While there was testimony as to most of these matters which was not expressly contradicted, they are not therefore necessarily admitted or undisputed facts. The trial court was at liberty to disbelieve such testimony or accord it a construction different from that asserted by the appellant. Siller v. Philip, 107 Conn. 612, 616, 141 A. 872. Moreover, if these additions were allowed, the express finding that the loans were made would not be so overborne thereby as to preclude the conclusion of the trial court that the conveyances were made to secure existing indebtedness and therefore did not lack consideration.
Also, the findings made, or which could be added, as to the personal relations of the parties, the time and circumstances of the conveyances, and other considerations relevant to the legitimacy and good faith of the transactions, do not render inadmissible the ultimate conclusion reached that the conveyances were not given or accepted with intent to defraud the plaintiff.
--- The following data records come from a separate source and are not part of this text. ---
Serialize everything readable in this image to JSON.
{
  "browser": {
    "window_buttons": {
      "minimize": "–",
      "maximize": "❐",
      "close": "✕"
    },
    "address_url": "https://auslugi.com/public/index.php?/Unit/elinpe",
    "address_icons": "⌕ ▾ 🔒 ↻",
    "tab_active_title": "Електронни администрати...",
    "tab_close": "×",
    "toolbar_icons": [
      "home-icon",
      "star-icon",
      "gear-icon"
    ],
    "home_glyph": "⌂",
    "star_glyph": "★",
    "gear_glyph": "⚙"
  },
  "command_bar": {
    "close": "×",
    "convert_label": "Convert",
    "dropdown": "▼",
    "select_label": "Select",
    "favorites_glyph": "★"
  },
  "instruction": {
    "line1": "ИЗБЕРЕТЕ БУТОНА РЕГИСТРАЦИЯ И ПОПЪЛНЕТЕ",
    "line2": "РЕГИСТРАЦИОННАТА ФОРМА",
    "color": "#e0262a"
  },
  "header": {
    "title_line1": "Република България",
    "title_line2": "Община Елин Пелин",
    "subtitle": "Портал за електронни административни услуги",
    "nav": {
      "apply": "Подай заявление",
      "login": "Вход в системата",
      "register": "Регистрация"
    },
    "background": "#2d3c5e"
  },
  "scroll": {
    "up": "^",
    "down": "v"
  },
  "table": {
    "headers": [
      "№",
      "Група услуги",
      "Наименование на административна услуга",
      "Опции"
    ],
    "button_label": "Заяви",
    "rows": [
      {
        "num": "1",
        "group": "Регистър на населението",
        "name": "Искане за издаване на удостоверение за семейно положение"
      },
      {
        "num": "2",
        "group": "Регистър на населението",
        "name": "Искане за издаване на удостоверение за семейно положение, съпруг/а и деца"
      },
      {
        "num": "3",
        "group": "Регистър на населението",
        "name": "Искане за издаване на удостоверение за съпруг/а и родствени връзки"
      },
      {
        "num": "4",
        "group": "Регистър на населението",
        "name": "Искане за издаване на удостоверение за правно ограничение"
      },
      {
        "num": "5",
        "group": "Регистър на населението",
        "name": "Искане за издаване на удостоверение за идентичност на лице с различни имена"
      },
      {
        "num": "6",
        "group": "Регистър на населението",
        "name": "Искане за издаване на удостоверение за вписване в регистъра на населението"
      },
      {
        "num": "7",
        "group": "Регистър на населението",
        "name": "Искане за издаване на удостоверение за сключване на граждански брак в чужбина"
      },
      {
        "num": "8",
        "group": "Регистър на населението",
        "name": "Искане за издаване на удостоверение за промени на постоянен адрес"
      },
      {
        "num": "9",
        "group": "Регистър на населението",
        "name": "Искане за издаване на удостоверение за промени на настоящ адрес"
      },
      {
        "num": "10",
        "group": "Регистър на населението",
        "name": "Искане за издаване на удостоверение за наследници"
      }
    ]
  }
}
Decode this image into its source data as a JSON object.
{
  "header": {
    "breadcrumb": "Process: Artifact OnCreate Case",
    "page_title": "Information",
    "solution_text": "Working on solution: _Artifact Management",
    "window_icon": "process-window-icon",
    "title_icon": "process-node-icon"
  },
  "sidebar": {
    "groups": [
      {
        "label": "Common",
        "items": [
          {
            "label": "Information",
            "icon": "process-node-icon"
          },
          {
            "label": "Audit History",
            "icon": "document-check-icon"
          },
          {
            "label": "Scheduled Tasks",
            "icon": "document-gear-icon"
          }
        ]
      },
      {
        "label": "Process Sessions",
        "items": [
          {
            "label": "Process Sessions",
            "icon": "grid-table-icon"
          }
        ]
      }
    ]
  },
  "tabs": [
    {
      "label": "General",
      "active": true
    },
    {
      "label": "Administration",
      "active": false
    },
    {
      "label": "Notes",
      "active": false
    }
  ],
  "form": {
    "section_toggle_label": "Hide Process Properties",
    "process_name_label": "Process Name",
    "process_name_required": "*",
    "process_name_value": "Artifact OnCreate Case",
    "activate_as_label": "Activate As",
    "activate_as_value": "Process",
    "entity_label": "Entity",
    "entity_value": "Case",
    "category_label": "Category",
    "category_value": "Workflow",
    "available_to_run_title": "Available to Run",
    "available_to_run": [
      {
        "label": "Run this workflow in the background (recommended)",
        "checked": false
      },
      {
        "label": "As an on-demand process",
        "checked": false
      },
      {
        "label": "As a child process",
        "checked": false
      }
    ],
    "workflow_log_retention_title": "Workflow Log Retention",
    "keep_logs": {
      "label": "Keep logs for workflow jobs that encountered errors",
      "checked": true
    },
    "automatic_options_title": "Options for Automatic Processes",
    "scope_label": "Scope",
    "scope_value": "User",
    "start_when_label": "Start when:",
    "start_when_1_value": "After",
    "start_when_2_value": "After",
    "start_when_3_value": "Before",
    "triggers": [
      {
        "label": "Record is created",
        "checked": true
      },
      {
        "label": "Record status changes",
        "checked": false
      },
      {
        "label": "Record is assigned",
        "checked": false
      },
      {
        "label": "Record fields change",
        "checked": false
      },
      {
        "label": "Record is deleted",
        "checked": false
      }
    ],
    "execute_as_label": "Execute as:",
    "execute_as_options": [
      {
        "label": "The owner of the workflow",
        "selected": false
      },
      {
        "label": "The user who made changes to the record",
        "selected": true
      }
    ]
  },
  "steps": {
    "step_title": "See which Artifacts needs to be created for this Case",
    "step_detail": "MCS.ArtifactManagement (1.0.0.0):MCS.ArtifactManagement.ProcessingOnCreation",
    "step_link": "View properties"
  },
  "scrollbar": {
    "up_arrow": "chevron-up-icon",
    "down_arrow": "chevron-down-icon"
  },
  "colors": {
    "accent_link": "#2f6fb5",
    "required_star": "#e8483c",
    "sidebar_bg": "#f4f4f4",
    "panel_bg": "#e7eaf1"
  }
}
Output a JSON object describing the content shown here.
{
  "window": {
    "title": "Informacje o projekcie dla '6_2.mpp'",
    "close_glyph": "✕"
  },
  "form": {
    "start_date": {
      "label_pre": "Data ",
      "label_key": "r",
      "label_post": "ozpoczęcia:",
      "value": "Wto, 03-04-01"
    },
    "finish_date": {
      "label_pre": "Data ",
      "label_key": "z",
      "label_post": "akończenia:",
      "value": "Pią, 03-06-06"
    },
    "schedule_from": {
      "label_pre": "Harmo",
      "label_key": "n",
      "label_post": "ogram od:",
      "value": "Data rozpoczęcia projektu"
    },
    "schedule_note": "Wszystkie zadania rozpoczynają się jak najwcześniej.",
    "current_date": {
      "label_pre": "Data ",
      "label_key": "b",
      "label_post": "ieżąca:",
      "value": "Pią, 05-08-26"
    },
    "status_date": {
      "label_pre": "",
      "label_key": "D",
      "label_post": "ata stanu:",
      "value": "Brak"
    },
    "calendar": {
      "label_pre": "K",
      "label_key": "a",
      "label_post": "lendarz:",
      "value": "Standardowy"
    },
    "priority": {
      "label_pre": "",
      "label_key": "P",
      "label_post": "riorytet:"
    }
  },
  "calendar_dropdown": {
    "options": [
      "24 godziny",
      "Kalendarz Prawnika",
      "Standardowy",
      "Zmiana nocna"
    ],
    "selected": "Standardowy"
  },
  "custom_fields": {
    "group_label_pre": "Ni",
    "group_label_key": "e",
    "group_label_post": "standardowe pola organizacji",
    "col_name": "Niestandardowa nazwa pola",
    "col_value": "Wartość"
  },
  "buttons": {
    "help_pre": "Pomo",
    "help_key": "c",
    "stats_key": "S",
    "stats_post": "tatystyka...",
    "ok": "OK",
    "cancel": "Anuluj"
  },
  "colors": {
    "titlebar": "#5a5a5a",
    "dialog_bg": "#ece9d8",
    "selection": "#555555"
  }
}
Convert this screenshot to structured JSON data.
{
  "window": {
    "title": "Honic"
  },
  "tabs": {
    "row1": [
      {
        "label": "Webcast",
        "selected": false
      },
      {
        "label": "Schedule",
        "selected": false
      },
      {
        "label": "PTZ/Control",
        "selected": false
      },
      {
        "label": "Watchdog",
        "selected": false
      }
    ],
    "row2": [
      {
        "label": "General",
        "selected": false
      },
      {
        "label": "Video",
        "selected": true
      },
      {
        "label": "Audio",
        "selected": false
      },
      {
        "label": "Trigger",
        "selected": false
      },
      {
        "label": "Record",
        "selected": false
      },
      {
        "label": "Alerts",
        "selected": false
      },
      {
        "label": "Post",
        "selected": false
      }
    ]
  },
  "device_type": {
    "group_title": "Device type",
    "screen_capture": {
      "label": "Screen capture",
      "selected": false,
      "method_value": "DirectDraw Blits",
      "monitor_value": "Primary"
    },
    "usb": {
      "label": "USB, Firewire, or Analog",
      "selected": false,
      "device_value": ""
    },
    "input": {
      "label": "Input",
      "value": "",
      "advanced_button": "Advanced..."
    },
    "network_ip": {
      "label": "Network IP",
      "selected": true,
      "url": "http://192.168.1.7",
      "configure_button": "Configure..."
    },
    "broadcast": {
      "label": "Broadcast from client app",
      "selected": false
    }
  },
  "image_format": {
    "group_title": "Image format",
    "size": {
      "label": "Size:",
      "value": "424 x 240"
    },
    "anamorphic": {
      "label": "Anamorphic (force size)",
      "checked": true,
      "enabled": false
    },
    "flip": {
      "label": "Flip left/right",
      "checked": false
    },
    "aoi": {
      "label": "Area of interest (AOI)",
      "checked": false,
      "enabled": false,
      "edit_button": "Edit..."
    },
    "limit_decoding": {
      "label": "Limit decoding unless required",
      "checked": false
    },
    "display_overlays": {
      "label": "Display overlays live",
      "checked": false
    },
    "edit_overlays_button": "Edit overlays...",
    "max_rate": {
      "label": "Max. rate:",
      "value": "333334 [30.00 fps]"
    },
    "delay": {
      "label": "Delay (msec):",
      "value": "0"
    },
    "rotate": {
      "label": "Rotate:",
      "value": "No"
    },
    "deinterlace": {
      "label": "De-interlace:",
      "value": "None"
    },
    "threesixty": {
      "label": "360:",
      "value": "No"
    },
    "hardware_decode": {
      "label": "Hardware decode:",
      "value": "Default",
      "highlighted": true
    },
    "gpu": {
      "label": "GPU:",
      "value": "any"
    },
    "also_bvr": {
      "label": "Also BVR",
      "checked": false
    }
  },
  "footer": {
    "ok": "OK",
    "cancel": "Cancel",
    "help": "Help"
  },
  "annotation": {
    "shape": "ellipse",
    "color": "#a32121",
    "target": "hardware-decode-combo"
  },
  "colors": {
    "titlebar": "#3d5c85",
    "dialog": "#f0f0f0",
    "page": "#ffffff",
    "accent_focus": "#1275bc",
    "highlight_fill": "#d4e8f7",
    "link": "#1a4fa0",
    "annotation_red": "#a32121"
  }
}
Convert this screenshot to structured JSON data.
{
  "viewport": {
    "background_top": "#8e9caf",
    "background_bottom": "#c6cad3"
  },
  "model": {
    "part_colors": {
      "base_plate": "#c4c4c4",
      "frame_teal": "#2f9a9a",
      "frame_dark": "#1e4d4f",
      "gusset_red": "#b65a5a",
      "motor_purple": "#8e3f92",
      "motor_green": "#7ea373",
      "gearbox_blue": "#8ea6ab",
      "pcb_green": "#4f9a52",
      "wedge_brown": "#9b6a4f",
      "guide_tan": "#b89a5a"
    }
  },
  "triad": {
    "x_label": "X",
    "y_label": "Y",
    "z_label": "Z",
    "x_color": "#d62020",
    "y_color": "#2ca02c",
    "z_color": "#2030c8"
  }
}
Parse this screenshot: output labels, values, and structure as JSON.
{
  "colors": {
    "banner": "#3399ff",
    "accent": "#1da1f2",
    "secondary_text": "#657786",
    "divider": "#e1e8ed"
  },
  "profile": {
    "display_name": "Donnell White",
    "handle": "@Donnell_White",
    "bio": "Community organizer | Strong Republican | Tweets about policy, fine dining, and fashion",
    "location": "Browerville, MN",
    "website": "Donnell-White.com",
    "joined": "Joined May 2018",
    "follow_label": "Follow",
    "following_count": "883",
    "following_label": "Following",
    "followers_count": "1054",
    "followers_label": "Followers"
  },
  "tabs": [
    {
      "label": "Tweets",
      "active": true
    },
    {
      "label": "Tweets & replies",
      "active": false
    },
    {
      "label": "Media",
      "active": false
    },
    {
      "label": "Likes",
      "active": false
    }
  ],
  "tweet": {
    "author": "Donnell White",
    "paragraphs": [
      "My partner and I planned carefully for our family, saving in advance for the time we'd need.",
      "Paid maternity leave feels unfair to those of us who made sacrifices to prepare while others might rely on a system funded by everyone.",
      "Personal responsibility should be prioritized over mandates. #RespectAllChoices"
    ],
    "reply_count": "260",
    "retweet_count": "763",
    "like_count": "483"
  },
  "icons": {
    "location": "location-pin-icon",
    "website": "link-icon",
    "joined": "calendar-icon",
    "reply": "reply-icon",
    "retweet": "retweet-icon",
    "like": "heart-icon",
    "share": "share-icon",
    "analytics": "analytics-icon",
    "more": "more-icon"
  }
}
The evidence, which we have perused in determining the claimed corrections of the findings, engenders an impression, which observation on the trial may well have confirmed and accentuated, that the personal relations, characteristics, and customs of the parties concerned might go far to divest laxity in financial transactions between them and absence of accounts and lack or informality of written evidences thereof, accumulation or retention in possession of considerable sums in cash, and other similar facts, of the significance which perhaps might attach to them in the case of parties who ordinarily exercise or might reasonably be expected to pursue more conventional and precise business practices and methods.